I don’t need an iPad. I don’t want an iPad. But every few days for the last two months, I’ve spent some time thinking about whether or not I need an iPad, or want an iPad. Apple’s TV commercials for the product aren’t making me ask these questions. Neither are all the cool things an iPad can reportedly do. I’ve heard there are apps for magazines like Wired and Sports Illustrated that are so remarkable they’re going to save the magazine industry, but I have no idea what makes them so mind-blowing. I do read a lot of websites that specialize in showcasing new products, though, and every few days now, at least one of these sites features some new iPad case that catches my eye.

 

It started on April 1, two days before… More…

At just 540 calories, KFC’s new chicken sandwich, the Double Down, makes for a modest meal.

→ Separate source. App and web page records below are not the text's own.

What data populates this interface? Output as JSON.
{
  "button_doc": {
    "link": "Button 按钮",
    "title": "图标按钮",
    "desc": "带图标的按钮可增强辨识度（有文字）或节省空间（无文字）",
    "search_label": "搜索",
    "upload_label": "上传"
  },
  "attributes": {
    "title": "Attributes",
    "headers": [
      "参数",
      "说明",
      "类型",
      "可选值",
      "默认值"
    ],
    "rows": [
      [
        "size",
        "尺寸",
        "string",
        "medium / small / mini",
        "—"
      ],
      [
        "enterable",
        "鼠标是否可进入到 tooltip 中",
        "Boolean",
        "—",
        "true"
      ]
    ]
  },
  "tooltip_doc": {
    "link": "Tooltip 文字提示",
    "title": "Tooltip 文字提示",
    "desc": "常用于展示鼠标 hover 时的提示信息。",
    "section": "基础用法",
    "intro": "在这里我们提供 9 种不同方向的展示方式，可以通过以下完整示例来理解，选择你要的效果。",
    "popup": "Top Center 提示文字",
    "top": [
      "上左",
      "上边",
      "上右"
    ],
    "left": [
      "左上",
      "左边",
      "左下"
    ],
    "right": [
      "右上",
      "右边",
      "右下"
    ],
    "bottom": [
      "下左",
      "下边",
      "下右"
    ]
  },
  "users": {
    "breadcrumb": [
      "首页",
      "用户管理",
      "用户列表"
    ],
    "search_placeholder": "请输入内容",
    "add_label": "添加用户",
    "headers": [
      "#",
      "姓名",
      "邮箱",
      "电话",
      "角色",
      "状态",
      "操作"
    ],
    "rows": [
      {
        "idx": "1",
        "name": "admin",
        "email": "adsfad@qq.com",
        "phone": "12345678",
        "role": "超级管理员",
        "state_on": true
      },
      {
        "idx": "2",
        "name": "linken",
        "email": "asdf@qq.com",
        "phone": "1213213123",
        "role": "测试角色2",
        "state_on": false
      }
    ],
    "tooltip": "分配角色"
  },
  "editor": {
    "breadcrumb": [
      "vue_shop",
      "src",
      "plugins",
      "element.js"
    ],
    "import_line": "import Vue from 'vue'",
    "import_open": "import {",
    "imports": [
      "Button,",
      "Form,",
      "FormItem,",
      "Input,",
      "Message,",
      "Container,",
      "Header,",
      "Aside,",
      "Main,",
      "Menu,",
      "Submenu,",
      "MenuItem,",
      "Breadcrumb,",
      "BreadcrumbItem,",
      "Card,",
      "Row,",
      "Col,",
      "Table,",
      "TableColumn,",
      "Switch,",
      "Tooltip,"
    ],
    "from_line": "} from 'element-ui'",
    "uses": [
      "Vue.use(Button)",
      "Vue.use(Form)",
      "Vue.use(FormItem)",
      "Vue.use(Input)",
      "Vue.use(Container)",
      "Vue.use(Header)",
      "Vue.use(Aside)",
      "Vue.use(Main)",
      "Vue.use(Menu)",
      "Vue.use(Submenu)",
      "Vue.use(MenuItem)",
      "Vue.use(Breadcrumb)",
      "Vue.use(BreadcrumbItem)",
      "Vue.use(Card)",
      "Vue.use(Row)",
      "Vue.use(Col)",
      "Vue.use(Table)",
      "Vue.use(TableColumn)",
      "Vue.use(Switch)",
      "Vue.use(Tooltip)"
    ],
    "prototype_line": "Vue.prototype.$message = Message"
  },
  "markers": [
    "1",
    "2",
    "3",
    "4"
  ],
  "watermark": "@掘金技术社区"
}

Even skimpy Hollywood movie star Megan Fox would have to down nearly five of them each day to sustain her weight of 114 pounds. But if the sodium-drenched morsel seems more tooled for casual snacking than a serious feast, it has certainly satisfied our collective appetite for outrage and controversy. In the lead-up to and aftermath of its national debut three weeks ago, the Double Down emerged as an irresistibly mediagenic, instantly polarizing force, the junk food equivalent of Sarah Palin.

 

In true maverick fashion, the Double Down replaces the plainest, least indulgent part of a traditional chicken sandwich — the bun — with the most delicious part — the chicken. At first glance, this seems like a… More…